By Erik Wasson - 08/24/11 08:59 PM EDT
They have vastly different approaches to the economy, but the new heads of the bipartisan deficit supercommittee are trying to show they can play nice together.
Sen. Patty MurrayPatty MurraySenate Dems link court fight to Congressional Baseball Game Reid: House-passed Zika deal a 'disgrace' Bernie Sanders’s awkward return to the Senate MORE (D-Wash.), a longtime appropriator who advocates stimulus spending, and Rep. Jeb Hensarling (R-Texas), an anti-tax conservative of the "cut, cap and balance" school, issued a statement Wednesday saying that they are working together to come up with a work schedule and chose a staff for their new group.
Eighty-two percent of Americans disapprove of the way Congress is handling its job, according to a New York Times poll from early August.
On top of that, the supercommittee has only until Nov. 23 to come up with at least $1.2 trillion in deficit cuts, and its members are on track to take the entire month of August off, prompting some criticism.
“In the days since [Senate] Leader [Harry] Reid [D-Nev.] and Speaker [John] BoehnerJohn BoehnerCameras go dark during House Democrats' sit-in Rubio flies with Obama on Air Force One to Orlando Juan Williams: The capitulation of Paul Ryan MORE [R-Ohio] asked us to undertake this joint responsibility, we have been working together to ensure that the committee we help build is given every opportunity to succeed,” Murray and Hensarling said in their statement.

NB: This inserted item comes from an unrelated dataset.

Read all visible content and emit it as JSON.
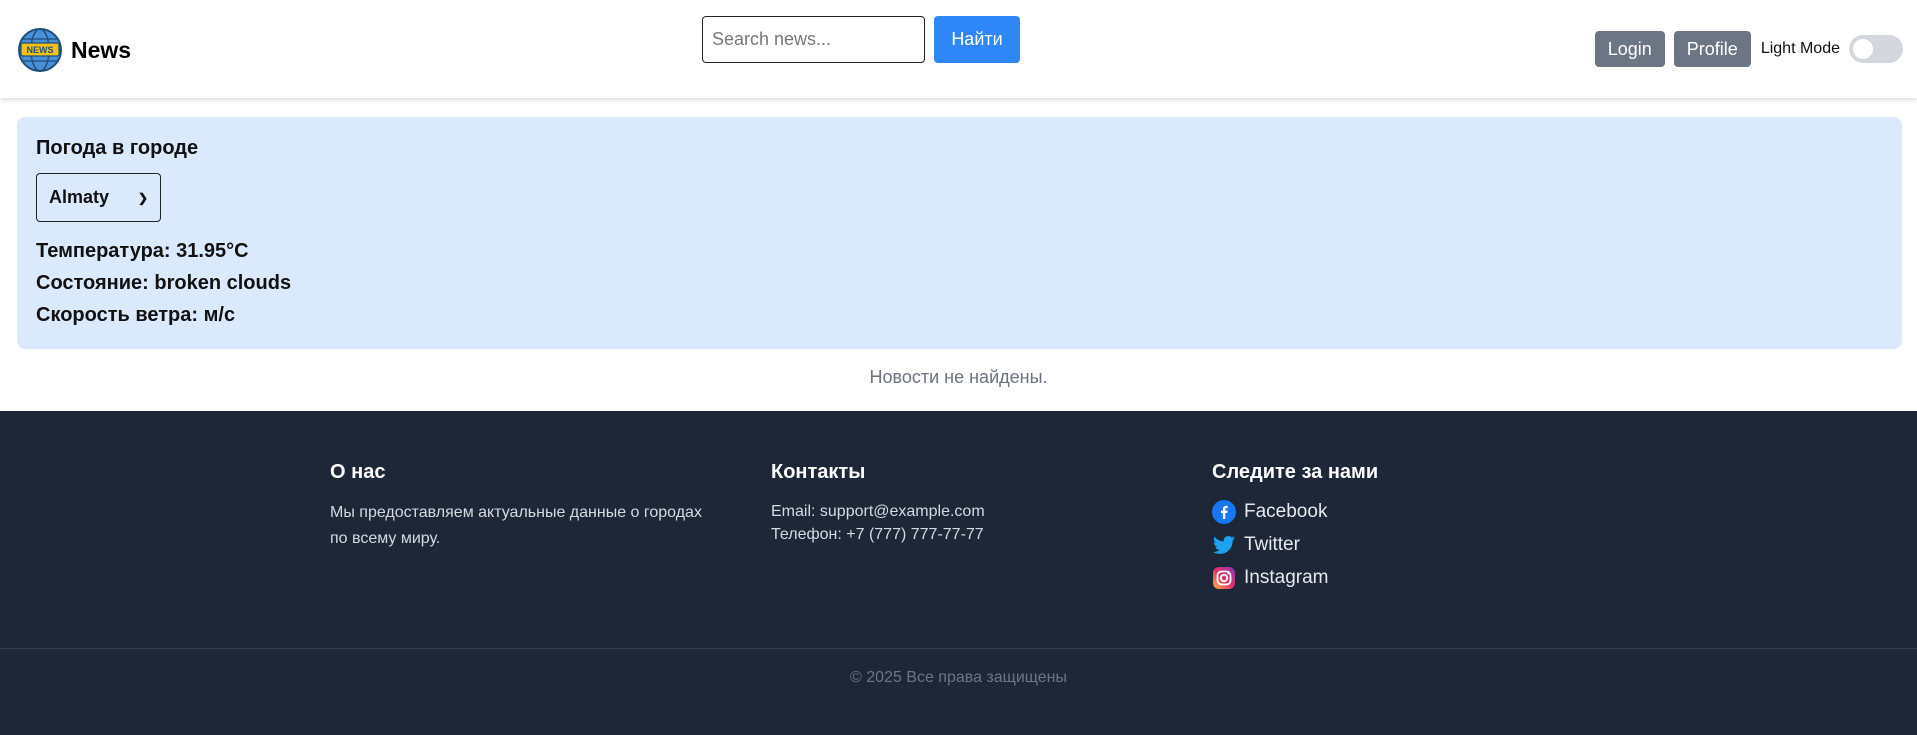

Murray spokesman Eli Zupnick said it has not been decided yet whether the supercommittee will in fact convene before Congress returns after Labor Day.
The co-chairmen say they have been talking to come up with rules to govern the committee’s work, a schedule of meetings and are “exploring how to build a committee staff that will help us achieve success.”
If the supercommittee fails to come up with $1.2 trillion in deficit reduction by Thanksgiving, then automatic cuts to defense and non-defense spending, including Medicare payments, are to be triggered in 2013.
They note that the most of the 12 members are studying deficit-reduction plans produced recently. Panel member Rep. Fred Upton (R-Mich.) said this week he was studying the Bowles-Simpson plan and the work of the Senate Gang of Six.
“We are excited that committee members and staff from both sides of the aisle are eager to engage one another as we begin our work. We encourage our colleagues to participate in active and useful dialogue across the aisle and among our respective caucuses as we continue to work through this process,” the new co-chairmen said.
President Obama has said he wants the group to go beyond its mandate and find a $4 trillion grand bargain that includes tax increases and stimulus spending. Those hot-button items were not mentioned in the Murray-Hensarling statement.